|Print interview with Matt Sharp|
|Date||August 6, 1995|
|Title||Happy Days Are Here Again|
|External link|||
|Associated concert||Weezer concert: 09/08/1994|
|References||See where this interview is referenced on Weezerpedia|
Happy Days Are Here Again
Sales might be the most obvious indicator of how popular your band has become, but who cares if you're busting your chops on the road every night, unable to enjoy the money? Then there's the absorbing eye-opener that you don't even see any money until a) the record company is paid off and b) the royalties start trickling in.
But there are other, cooler feathers in a band's cap. Letterman is one. Rolling Stone is another. Seeing your CD racked in a truck stop counts too. Or in the case of L.A.'s Weezer, there's testing out the rock cliches and finding out they actually work.
"When you're touring I don't think you really notice any growth," says bassist Matt Sharp. "You don't listen to the radio so you don't have any sense of your record getting big. And the touring is always the same, for us at least. We go out and we play our record and we leave."
Lead vocalist/guitarist Rivers Cuomo doesn't exude a rock star presence, let alone the rest of the seemingly square Weezer, guitarist Brian Bell and drummer Patrick Wilson. Just note the cover of the band's self-titled Geffen debut; four shoulders-back, collars-out guys standing in a row like they're honoring the national anthem. Or check out their role in the "Buddy Holly" Happy Days cut-and-paste video. Therein lies Weezer's sense of humor. So when Weezer calls out to the audience, "Hello Toronto!" or Cleveland, wherever, it's meant tongue-in-cheek.
"You get bored if you play the same set all the time," admits Sharp. "So occasionally we do it but it's so obvious that it's a joke. I hope people understand. It started in Chicago. We played our first headlining show and the crowd was pretty insane. And all of a sudden Rivers goes (high voice) 'Let me hear you Chicago!' and we hear 'WHOOSH...RRRROAR.' We were like, 'Oh, my God that works!' It was so funny, we did it another 30 times.
"In Arizona we split the crowd," he recounts with amazement. "One side I did... I can't remember what the hell it was... that rock cliche thing like '1,2,3,' say some word. And we do the right side and then the left side and see which one is better.
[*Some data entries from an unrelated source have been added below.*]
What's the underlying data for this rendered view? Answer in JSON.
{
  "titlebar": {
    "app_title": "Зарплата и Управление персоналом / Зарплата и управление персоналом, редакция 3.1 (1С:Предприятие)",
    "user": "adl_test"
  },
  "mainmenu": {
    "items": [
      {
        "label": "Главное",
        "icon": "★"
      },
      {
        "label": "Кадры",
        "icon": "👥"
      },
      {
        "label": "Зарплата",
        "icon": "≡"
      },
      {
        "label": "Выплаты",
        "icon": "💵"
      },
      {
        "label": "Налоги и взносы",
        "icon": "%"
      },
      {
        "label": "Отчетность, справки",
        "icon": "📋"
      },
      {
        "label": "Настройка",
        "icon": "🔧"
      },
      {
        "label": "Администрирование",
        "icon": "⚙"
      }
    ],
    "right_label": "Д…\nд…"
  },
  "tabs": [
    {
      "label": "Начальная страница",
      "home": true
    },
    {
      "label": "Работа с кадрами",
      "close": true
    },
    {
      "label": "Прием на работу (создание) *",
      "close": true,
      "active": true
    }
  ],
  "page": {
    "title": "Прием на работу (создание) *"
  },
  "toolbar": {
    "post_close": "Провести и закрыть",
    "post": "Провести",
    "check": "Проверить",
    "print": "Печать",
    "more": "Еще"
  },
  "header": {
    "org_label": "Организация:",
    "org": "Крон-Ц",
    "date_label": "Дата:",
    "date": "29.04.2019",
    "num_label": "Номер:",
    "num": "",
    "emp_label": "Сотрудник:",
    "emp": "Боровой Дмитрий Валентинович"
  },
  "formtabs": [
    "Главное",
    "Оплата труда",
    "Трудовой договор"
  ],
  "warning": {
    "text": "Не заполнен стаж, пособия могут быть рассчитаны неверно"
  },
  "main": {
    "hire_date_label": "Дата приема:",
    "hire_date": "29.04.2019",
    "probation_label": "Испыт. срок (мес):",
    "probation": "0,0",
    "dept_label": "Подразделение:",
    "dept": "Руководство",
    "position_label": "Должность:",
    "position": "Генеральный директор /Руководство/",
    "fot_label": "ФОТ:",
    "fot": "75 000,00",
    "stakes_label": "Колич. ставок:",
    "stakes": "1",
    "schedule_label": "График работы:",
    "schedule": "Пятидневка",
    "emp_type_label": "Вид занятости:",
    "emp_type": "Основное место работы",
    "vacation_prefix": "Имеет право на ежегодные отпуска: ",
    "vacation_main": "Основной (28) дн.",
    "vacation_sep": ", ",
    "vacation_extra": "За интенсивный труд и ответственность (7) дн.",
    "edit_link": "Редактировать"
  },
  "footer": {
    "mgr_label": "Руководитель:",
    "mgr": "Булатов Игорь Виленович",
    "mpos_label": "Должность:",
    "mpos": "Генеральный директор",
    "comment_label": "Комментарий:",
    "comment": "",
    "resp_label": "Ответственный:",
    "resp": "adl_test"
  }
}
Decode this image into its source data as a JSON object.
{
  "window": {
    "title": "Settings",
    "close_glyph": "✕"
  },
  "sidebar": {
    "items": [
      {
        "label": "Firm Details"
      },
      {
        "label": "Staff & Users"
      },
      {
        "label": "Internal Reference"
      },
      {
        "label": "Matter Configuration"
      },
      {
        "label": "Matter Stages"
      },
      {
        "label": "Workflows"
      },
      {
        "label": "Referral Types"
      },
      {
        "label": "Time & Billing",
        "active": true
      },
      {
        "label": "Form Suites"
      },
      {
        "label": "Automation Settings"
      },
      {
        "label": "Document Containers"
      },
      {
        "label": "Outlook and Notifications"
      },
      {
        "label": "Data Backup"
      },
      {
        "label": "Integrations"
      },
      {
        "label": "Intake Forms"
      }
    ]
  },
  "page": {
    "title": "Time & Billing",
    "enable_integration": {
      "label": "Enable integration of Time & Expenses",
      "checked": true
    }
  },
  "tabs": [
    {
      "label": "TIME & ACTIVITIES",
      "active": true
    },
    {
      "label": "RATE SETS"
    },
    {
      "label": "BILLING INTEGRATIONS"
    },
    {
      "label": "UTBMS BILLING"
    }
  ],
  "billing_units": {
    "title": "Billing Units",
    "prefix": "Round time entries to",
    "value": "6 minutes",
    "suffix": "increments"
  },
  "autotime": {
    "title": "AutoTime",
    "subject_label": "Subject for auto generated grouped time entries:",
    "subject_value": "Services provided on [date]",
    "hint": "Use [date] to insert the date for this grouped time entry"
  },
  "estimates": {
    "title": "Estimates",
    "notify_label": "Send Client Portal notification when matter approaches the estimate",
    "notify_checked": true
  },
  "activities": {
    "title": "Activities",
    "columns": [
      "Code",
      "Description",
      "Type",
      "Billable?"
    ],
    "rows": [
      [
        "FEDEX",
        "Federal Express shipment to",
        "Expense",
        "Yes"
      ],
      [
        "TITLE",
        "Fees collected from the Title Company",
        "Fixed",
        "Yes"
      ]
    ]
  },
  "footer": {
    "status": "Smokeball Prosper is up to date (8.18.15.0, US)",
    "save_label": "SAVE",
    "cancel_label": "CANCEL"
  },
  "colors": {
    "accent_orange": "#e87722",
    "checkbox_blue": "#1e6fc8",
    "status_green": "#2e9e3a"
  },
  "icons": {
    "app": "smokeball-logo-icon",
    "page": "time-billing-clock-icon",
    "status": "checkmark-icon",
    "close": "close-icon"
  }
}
We'd do it back and forth and then say the right side won. It was just retarded stuff, but it's actually pretty funny when you realize these things work. And it actually makes everybody feel pretty great."